I wrote last week about a fun use of Eloqua by the folks at Accela, who had used the platform for internal employee engagement. It turns out that our own Chad Horenfeldt had put together a similar (although much smaller) quiz called the Eloqua Challenge.

Click here to take the Eloqua Challenge

You may have seen it (or taken it) if you're part of the Eloqua LinkedIn Group, but if not, have a look at it. It's 6 quick questions to see how much you know about Eloqua.

Once you have taken the challenge, you'll be taken to a PURL page that shows you what you got right and wrong, and some additional interesting info about that area.

The Eloqua Challenge is all built using form processing, Hypersites, PURLs, and Activity Driven Content. If you're interested in some of the behind-the-scenes details of how it's built, let me know and perhaps a later post can dig into that.

Thursday, May 7, 2009

Experts in the Field: DemandGen

I’m continually amazed at the creative ways I see Eloqua being used. The most common use, in external marketing campaigns, can still be very interesting, but many creative marketers are applying the automation, data, and communication aspects of the platform to various other uses with great effect. A great example of this came up the other day when I was talking with Dave Lewis and Patrice Greene at DemandGen.

They had worked with Accela on an interesting campaign that educated and engaged internal employees rather than external prospects, and in doing so garnered awards and recognition for the campaign's creativeness.

We all wrestle with the challenge of bringing new employees up to speed, educating them on our companies and brands, and getting them focused on core objectives. Accela decided to apply the techniques of nurture marketing to this challenge, and was successful in engaging 90% of their employee base.

The design of the program was quite simple:

- Over 10 weeks, each person in the company received a quiz about one of the 10 internal departments, with questions contributed by the execs in that department

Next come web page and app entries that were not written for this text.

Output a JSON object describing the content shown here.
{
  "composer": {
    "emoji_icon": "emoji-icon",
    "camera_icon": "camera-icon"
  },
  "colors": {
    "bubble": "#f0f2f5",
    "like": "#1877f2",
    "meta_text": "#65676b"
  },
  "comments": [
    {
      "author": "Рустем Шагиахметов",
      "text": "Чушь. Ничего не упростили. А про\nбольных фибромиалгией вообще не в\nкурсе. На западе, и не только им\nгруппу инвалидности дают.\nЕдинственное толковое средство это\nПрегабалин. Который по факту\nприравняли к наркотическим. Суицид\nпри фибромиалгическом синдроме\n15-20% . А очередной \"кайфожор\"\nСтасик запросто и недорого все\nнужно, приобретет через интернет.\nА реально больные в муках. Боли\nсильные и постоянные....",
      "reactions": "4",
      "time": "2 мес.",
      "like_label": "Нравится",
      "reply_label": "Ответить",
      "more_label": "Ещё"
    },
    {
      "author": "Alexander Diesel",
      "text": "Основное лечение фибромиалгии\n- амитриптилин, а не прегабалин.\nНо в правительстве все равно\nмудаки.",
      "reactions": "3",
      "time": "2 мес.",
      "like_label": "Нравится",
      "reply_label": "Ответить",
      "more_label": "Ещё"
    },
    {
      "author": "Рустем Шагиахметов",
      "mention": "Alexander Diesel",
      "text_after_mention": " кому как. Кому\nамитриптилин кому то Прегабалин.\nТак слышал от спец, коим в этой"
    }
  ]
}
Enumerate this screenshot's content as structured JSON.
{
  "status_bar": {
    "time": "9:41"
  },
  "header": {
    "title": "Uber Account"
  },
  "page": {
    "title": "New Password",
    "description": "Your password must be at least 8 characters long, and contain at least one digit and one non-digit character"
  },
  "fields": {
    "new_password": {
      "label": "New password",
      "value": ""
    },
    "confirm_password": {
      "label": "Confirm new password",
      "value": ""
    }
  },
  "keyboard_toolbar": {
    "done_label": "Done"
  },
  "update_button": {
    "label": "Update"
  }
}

- Each week followed the same pattern, with a Monday invitation, Wednesday reminder, and Thursday announcement of the week’s winner and overall leader board

- A real-time dashboard showed both results and overall participation

Automation allowed the program to smoothly run over the 10 week period with minimal involvement of the marketing team, and the continuous engagement led to 63% of the workforce playing every week.

As with many marketing concepts that show success, this quickly resulted in a copy of the campaign being used, with some modifications, by human resources to onboard new employees.

DemandGen’s work with Accela is a great example of how the capabilities that a marketing team has with Eloqua can be extended into novel and interesting areas. The goals, techniques, and approaches of nurture marketing are just as valuable with internal marketing campaigns that drive employee engagement as they are with external marketing campaigns that increase engagement within a prospect base.

The details of the Accela case study are available here on the DemandGen site.

Tuesday, May 5, 2009

Security Popup - Get Rid of It

We've all seen the popup that appears whenever you edit any marketing content in an email or landing page editor. It adds an unnecessary click to your day as you allow it to display the non-secure content that you are editing.

The great thing is that there is a quick and simple setting you can use to get rid of it entirely.

Before I start, I should admit that I am borrowing this tip from the folks at Astadia, who came out with it in a Tip of the Week a few months back. However, it's too good not to repeat.

Simply go to the Tools->Internet Options menu in Internet Explorer, and choose the Security tab. For each of the "Internet", "Local Intranet" and "Trusted Sites" zones, go through the following process:

Select the zone

Click "Custom level..."

Scroll down to the setting for "Display mixed content"

Choose "Enable"

Click "OK"

That's all you need to do - but remember to do it for all the zones, and be sure to add as one of your trusted sites.

You may need to close and restart Internet Explorer before the changes take effect, but once you do, you will no longer see the security popup when you edit content.